In Rajasthan, after the launch of the Bhamashah Health Insurance Scheme last year, many patients have complained of lack of access to health services. “There have been cases where the state hospitals are not admitting patients if they do not have any identification cards,” said Gupta. “Which patient carries a ration card or any identification to go to a state hospital?”
Most state-level schemes focus on tertiary care – mainly, high-cost surgeries or procedures – and do not cover high-frequency but less complex conditions which could require hospitalisation, such as diarrhoea, dysentery, respiratory infections and malaria, the World Bank paper said. Most of the schemes also do not factor in ambulatory services and post-operative care, including medicines.

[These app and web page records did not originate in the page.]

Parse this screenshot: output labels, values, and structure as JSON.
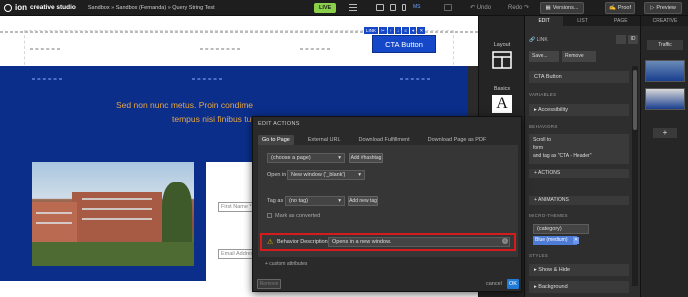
{
  "topbar": {
    "brand": "creative studio",
    "breadcrumb": "Sandbox » Sandbox (Fernanda) » Query String Test",
    "status": "LIVE",
    "device_label": "MS",
    "undo": "Undo",
    "redo": "Redo",
    "versions": "Versions...",
    "proof": "Proof",
    "preview": "Preview"
  },
  "canvas": {
    "headline_line1": "Sed non nunc metus. Proin condime",
    "headline_line2": "tempus nisi finibus tur",
    "cta_label": "CTA Button",
    "link_toolbar": [
      "LINK",
      "✂",
      "↑",
      "↓",
      "≡",
      "⌖",
      "✕"
    ],
    "fields": [
      "First Name *",
      "Email Addres"
    ]
  },
  "elements_bar": {
    "layout": "Layout",
    "basics": "Basics"
  },
  "right_panel": {
    "tabs": [
      "EDIT",
      "LIST",
      "PAGE"
    ],
    "link_label": "LINK",
    "save": "Save...",
    "remove": "Remove",
    "element_name": "CTA Button",
    "variables_header": "VARIABLES",
    "accessibility": "Accessibility",
    "behaviors_header": "BEHAVIORS",
    "behavior_lines": [
      "Scroll to",
      "form",
      "and tag as \"CTA - Header\""
    ],
    "actions": "+ ACTIONS",
    "animations": "+ ANIMATIONS",
    "microthemes_header": "MICRO-THEMES",
    "category_select": "(category)",
    "theme_value": "Blue (medium)",
    "styles_header": "STYLES",
    "show_hide": "Show & Hide",
    "background": "Background"
  },
  "creative_panel": {
    "title": "CREATIVE",
    "traffic": "Traffic",
    "add": "+"
  },
  "dialog": {
    "title": "EDIT ACTIONS",
    "tabs": [
      "Go to Page",
      "External URL",
      "Download Fulfillment",
      "Download Page as PDF"
    ],
    "page_select": "(choose a page)",
    "add_hashtag": "Add #hashtag",
    "open_in_label": "Open in",
    "open_in_value": "New window ('_blank')",
    "tag_as_label": "Tag as",
    "tag_value": "(no tag)",
    "add_new_tag": "Add new tag",
    "mark_converted": "Mark as converted",
    "behavior_description_label": "Behavior Description",
    "behavior_description_value": "Opens in a new window.",
    "custom_attributes": "+ custom attributes",
    "remove": "Remove",
    "cancel": "cancel",
    "ok": "OK"
  },
  "colors": {
    "accent": "#1547c9",
    "live": "#8bd04a",
    "highlight": "#d41c1c",
    "headline": "#e8a642"
  }
}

As a result, out-of-pocket expenses are known to be high and drain the finances of poor people.
The WHO paper notes that beneficiaries may have limited knowledge about what is and is not covered. For example, patients may be required to bear the costs of surgical implants, follow-up tests or other post-hospitalisation costs, which may not be covered by these schemes.

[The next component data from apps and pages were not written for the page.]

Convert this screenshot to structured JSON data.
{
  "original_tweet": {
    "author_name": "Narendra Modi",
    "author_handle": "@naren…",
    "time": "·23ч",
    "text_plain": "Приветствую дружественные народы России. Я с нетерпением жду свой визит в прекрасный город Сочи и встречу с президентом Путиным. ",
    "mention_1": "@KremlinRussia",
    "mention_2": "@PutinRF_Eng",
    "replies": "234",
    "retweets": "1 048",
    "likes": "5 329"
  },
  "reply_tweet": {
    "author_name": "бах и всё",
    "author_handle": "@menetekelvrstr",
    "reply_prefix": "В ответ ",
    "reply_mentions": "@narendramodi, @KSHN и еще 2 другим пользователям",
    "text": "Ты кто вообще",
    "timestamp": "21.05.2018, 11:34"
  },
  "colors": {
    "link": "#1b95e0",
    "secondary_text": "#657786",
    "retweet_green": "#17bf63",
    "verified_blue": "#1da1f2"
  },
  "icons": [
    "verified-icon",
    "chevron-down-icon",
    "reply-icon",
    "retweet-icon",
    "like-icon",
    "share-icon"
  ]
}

Empanelling good private hospitals in these schemes is another major operational issue.
“In many instances, [private] hospitals have opted out of the scheme because they are not paid on time,” said Ravi Duggal, country co-ordinator for the International Budget Partnership, an international advocacy. “The number of rejected insurance claims are increasing.”
In Rajasthan and Maharashtra, many private hospitals have opted out of state-insurance schemes because the rates offered by the government are not profitable enough for them. Only mid-level hospitals or nursing homes are interested in joining the schemes.
The schemes are grossly underfunded. “The schemes are allotted just 5% of the total National Rural Health Mission funds,” said Amit Sengupta, convenor or Jan Swasthya Abhiyaan, a network of organisations working on public health. “If it has to have more reach, the investment needs to be higher.”
Outsourcing of healthcare?
Globally too, government-funded insurance schemes have not improved access to public health systems, said health rights activists.
“Problems in state-funded insurance models have been highlighted so many times,” said Suchitra Wagle from the Centre for Enquiry Into Health and Allied Themes, a non-profit working on public health in Mumbai. “Still, governments insist on implementing these.”
An alternative that activists have been pressing for is universal healthcare (as opposed to insurance) funded by public money. Most European countries and Canada have healthcare plans that run on taxes and social security funds. With insurance schemes on the other hand, healthcare is paid for, but often outsourced, activists said.
“What prevents you from using it for public health service?” asked Sengupta. “Let’s cut through the jargon and say that this [health insurance] is outsourcing of tertiary care to the private sector. We are not trying to reinvent the wheel here.”
Sengupta said it has proved impossible to regulate the quality and service in government-funded health insurance systems.
Lessons for the capital
The Delhi government, said Jain, is aware of the problems with such schemes and is trying to plug all holes.
“We feel that [the case with] Delhi is different,” said Jain. “There is no rural population here. It’s easier for us to cross-check what is happening to a patient. We are trying to put in place a system of verification. So when someone is admitted, a message will automatically be sent to the third-party administrator, the insurance company and the government.”
Healthcare activists, however, are disappointed that the Delhi government, which runs on the mandate of transparency in governance, are taking the insurance route.
“If you build the capacity of the public health system, it is an asset,” Sengupta said. “If you outsource [healthcare], you are just strengthening the private sector.”